The Cisco 2015 Annual Security Report has revealed that organizations must adopt an ‘all hands on deck’ approach to defend against cyber attacks. Attackers have become more proficient at taking advantage of gaps in security to evade detection and conceal malicious activity.
Sabrina Dar, GM, Cisco East Africa said: “Attackers have become more proficient at taking advantage of security gaps. At any given time, we should expect for one percent of high-urgency vulnerabilities to be actively exploited while 56 percent of all OpenSSL versions are still vulnerable to Heartbleed.
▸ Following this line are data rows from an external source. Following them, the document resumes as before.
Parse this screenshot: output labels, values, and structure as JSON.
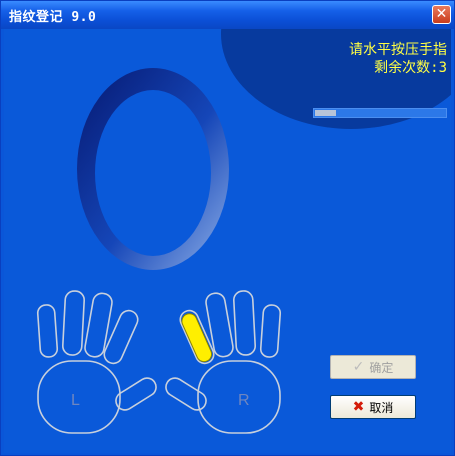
{
  "window": {
    "title": "指纹登记 9.0",
    "close_label": "✕"
  },
  "prompt": {
    "line1": "请水平按压手指",
    "line2": "剩余次数:3"
  },
  "progress": {
    "fraction": 0.16
  },
  "hands": {
    "left_label": "L",
    "right_label": "R",
    "active_finger": "right-index"
  },
  "buttons": {
    "ok_label": "确定",
    "cancel_label": "取消"
  },
  "icons": {
    "ok": "check-icon",
    "cancel": "cancel-x-icon",
    "close": "close-icon"
  },
  "colors": {
    "highlight_finger": "#ffef00",
    "prompt_text": "#ffff44"
  }
}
Despite this, we see less than half of the security teams surveyed using standard tools like patching and configuration management to help prevent security breaches.”
The report findings conclude that its time for corporate boards to take a role in setting security priorities and expectations. Cisco’s “Security Manifesto”, a formal set of security principals as a foundation to achieving security, can help corporate boards, security teams and the users in the organization, to better understand and respond to the cybersecurity challenges of today’s world. The principals say that security MUST:
- Support the business.
- Work with existing architecture – and be usable.
- Transparent and informative.
- Enable visibility and appropriate action.
- Be viewed as a “people problem.”
Online criminals are expanding their tactics and morphing their messages to carry out cyber-attack campaigns and make it harder to detect them. The top three trends that Cisco’s threat intelligence uncovered are:
- Snowshoe spam: Emerging as a preferred strike method, attackers are sending low volumes of spam from a large set of IP addresses to avoid detection.
- Web Exploits Hiding in Plain Site: Widely used exploit kits are getting dismantled by security companies in short order. As a result online criminals are using other less common kits to successfully carry out their tactics – a sustainable business model as it does not attract too much attention.
Results from Cisco’s Security Benchmark Study, which surveyed Chief Information Security Officers (CISO’s) and Security Operations executives at 1700 companies globally reveals a widening gap in defender intent and actions. Specifically, the study indicates that 75 percent of CISOs see their security tools as very or extremely effective. However, less than 50 percent of respondents use standard tools such as patching and configuration to help prevent security breaches and ensure that they are running the latest versions. Heartbleed was landmark vulnerability last year, yet 56 percent of all OpenSSL versions are over 4.5 years old. That is a strong indicator that security teams are not patching.